> [Provided data]:

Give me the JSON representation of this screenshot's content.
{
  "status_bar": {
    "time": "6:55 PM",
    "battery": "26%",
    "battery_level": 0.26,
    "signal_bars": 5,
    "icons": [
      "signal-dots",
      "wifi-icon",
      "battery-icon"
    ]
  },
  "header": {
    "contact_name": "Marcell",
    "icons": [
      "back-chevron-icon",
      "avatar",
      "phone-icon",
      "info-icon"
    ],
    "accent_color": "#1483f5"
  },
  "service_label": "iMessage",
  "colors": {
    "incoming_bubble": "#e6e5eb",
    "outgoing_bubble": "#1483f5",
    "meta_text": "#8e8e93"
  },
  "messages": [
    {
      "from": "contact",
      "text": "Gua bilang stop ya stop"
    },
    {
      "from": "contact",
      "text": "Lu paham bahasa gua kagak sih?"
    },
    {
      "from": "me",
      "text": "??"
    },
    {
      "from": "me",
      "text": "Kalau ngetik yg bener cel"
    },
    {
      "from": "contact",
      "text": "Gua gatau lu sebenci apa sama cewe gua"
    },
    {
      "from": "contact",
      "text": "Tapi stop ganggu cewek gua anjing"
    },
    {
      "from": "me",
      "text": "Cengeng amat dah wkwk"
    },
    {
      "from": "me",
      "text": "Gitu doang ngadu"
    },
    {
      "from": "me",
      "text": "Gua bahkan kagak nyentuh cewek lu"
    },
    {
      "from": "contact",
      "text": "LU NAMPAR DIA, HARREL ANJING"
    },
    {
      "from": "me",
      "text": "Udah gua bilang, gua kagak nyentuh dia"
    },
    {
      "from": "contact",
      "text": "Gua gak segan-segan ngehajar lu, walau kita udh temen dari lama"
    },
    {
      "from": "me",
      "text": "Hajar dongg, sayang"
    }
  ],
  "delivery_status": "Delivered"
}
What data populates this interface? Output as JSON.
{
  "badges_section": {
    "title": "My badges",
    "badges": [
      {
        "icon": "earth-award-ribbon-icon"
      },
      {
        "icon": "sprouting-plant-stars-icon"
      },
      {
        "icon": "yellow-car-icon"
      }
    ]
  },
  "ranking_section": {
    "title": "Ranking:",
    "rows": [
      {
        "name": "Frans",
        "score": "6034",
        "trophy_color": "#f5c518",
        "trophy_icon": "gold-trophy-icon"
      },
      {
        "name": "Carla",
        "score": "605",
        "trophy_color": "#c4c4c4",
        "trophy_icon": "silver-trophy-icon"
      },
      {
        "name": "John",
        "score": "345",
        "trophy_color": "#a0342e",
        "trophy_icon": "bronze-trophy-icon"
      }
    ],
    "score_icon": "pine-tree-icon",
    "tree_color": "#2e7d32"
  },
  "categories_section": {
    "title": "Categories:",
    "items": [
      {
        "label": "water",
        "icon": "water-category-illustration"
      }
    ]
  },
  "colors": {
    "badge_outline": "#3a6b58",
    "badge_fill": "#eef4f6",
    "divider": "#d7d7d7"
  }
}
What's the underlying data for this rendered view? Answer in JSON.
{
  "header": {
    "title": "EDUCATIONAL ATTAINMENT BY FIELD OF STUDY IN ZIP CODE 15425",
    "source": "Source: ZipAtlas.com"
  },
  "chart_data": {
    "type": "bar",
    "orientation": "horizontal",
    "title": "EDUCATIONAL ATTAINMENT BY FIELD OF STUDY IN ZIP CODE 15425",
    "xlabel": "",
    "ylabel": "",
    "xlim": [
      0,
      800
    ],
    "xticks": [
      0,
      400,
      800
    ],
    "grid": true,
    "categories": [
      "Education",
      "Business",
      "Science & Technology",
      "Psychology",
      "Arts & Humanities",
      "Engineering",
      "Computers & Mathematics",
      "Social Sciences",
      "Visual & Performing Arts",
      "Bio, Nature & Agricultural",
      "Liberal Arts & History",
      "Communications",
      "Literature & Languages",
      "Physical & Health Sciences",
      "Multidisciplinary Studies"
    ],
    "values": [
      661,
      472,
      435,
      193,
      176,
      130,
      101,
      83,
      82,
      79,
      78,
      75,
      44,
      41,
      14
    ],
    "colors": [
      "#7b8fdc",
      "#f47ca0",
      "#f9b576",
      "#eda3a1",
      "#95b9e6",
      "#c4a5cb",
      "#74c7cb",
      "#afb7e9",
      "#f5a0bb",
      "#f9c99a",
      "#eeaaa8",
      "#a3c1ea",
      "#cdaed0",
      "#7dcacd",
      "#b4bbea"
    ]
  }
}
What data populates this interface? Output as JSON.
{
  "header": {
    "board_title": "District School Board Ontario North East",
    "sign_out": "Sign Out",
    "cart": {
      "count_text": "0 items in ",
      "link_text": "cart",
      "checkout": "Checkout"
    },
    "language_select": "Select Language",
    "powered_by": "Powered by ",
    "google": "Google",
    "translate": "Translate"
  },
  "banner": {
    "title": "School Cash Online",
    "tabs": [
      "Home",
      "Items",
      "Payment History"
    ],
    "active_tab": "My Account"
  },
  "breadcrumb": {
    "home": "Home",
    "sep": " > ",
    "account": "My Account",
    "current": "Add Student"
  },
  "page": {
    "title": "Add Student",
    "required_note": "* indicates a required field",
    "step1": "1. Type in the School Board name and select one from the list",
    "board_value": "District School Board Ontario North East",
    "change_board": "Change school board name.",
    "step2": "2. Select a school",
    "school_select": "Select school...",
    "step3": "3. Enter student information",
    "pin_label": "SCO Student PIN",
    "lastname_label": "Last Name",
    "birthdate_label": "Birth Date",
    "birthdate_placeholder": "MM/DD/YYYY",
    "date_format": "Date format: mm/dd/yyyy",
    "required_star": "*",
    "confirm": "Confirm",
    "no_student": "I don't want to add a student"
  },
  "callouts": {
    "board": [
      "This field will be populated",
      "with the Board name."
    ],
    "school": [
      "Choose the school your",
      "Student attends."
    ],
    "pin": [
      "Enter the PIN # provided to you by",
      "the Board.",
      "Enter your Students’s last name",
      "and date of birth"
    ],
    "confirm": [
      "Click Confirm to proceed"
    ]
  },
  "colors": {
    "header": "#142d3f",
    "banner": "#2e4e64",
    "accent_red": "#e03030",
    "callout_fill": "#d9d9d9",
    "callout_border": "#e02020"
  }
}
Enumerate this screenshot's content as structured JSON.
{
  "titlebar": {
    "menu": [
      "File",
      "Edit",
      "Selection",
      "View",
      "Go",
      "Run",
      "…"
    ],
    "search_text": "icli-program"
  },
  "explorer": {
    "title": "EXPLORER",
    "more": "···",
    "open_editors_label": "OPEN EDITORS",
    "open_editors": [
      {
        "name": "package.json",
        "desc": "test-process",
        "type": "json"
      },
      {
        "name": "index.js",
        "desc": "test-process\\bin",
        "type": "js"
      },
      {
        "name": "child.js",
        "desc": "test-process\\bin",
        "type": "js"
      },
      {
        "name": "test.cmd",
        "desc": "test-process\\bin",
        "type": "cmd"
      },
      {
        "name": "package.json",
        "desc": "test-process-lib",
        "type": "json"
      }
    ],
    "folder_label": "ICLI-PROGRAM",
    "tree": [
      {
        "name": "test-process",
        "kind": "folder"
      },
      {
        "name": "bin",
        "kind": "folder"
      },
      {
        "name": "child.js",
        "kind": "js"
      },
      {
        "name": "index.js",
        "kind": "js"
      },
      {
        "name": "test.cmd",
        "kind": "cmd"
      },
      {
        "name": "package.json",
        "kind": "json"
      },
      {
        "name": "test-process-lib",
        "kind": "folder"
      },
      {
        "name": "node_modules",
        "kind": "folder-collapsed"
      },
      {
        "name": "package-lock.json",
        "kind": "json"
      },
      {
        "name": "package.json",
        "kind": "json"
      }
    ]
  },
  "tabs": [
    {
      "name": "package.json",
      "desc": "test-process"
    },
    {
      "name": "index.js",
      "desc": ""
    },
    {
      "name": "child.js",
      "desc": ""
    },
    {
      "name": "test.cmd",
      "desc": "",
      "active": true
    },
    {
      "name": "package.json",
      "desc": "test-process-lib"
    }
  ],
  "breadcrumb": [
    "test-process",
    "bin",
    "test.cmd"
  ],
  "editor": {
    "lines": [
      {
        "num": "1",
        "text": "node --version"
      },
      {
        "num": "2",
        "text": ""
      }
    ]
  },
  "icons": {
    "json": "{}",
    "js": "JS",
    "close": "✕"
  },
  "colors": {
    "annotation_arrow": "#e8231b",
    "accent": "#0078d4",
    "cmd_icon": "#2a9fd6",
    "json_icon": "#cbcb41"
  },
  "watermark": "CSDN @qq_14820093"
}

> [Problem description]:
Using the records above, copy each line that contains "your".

> [Exercise response]:
      "Choose the school your",
      "Enter your Students’s last name",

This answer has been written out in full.